Yet in response to the scandals, far from helping working people to “take back control,” the Tories have backtracked on their promise to give employees and customers a voice in boardrooms. Meanwhile, we’ve already passed “Fat Cat Wednesday,” the day on which top bosses had already made more money than the typical worker will earn all year.
Last year, executive pay increased by 10 per cent, compared to less than two per cent for ordinary people. This can’t be right, but attempting to nudge companies into voluntary restraint hasn’t worked. That’s why we’re looking at ways to stop top pay running away from everyone else’s.

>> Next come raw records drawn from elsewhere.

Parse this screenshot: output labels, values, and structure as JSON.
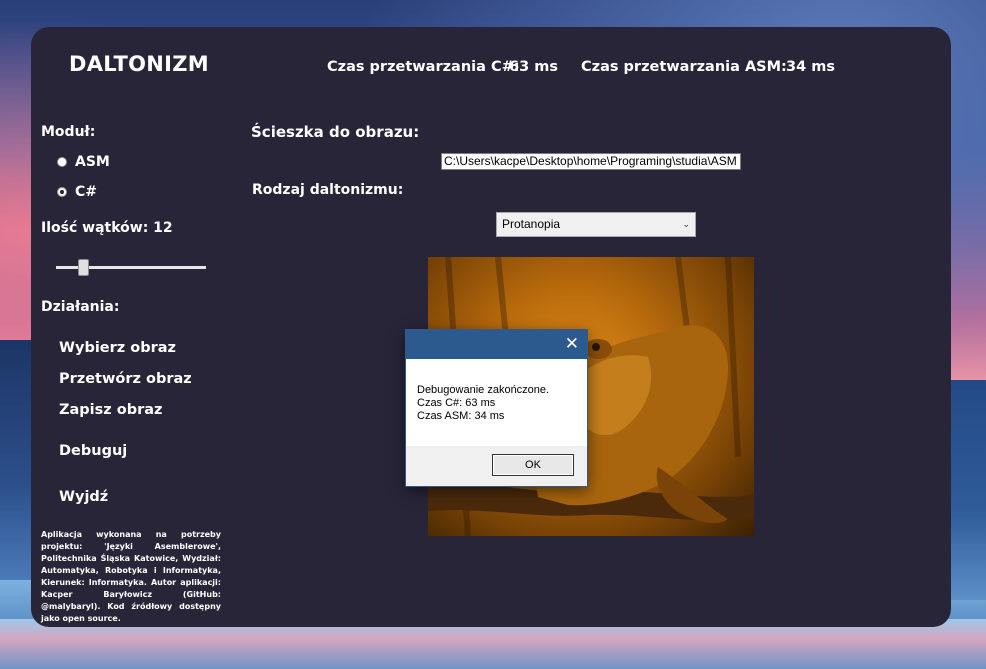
{
  "app": {
    "title": "DALTONIZM",
    "csharp_time_label": "Czas przetwarzania C#:",
    "csharp_time_value": "63 ms",
    "asm_time_label": "Czas przetwarzania ASM:",
    "asm_time_value": "34 ms"
  },
  "module": {
    "label": "Moduł:",
    "options": [
      {
        "label": "ASM",
        "selected": false
      },
      {
        "label": "C#",
        "selected": true
      }
    ]
  },
  "threads": {
    "label": "Ilość wątków: 12",
    "value": 12
  },
  "actions": {
    "label": "Działania:",
    "choose_image": "Wybierz obraz",
    "process_image": "Przetwórz obraz",
    "save_image": "Zapisz obraz",
    "debug": "Debuguj",
    "exit": "Wyjdź"
  },
  "footer": {
    "text": "Aplikacja wykonana na potrzeby projektu: 'Języki Asemblerowe', Politechnika Śląska Katowice, Wydział: Automatyka, Robotyka i Informatyka, Kierunek: Informatyka. Autor aplikacji: Kacper Baryłowicz (GitHub: @malybaryl). Kod źródłowy dostępny jako open source."
  },
  "image_path": {
    "label": "Ścieszka do obrazu:",
    "value": "C:\\Users\\kacpe\\Desktop\\home\\Programing\\studia\\ASM"
  },
  "colorblind_type": {
    "label": "Rodzaj daltonizmu:",
    "selected": "Protanopia"
  },
  "dialog": {
    "line1": "Debugowanie zakończone.",
    "line2": "Czas C#: 63 ms",
    "line3": "Czas ASM: 34 ms",
    "ok_label": "OK",
    "close_glyph": "✕"
  },
  "colors": {
    "panel_bg": "#282539",
    "dialog_titlebar": "#2c5a8e",
    "text": "#ffffff"
  }
}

And the result of poor corporate governance practices isn’t just losses for workers, but customers and taxpayers too. Precarious work practices and lax governance rules hurt the Exchequer; from bogus self-employment hitting national insurance contributions, to the scandal of tax avoidance. You don’t have to look very far to see the impact of corporate failure on customers—Southern Rail is a prime example; the government’s “hands-off” approach to this failed franchise has resulted in strike action that has left passengers close to tears.
These issues are just the making of the government’s 2016 legacy. 2017 will bring in a whole new range of challenges. Balancing the opportunities offered by automation with the impact on industries, negotiating a Brexit deal that preserves single market access and workers’ rights.
Instead of sorting the situation out, the government threatens to use its failure over Southern Rail to bring in new laws to cripple unions. Don’t let the Tories fool you that there’s a choice to be had here; a good deal for workers, for customers or for the taxpayer. To the contrary, there is a strong correlation between the strength of trade unions, economic growth and reduced inequality.
The Prime Minister should instead focus on tackling the things that really matter for working people: a new deal on employment rights to ensure that workers don’t have to sacrifice security for flexibility; making good on the government promise to give people a voice in the boardroom; and fighting for the best Brexit deal possible for working Britain.
The Tories should focus on making 2017 the year we start to truly take back power in the workplace. Theresa May claims to be a champion of workers, but Tory Britain isn’t working for too many. It’s time for that to change.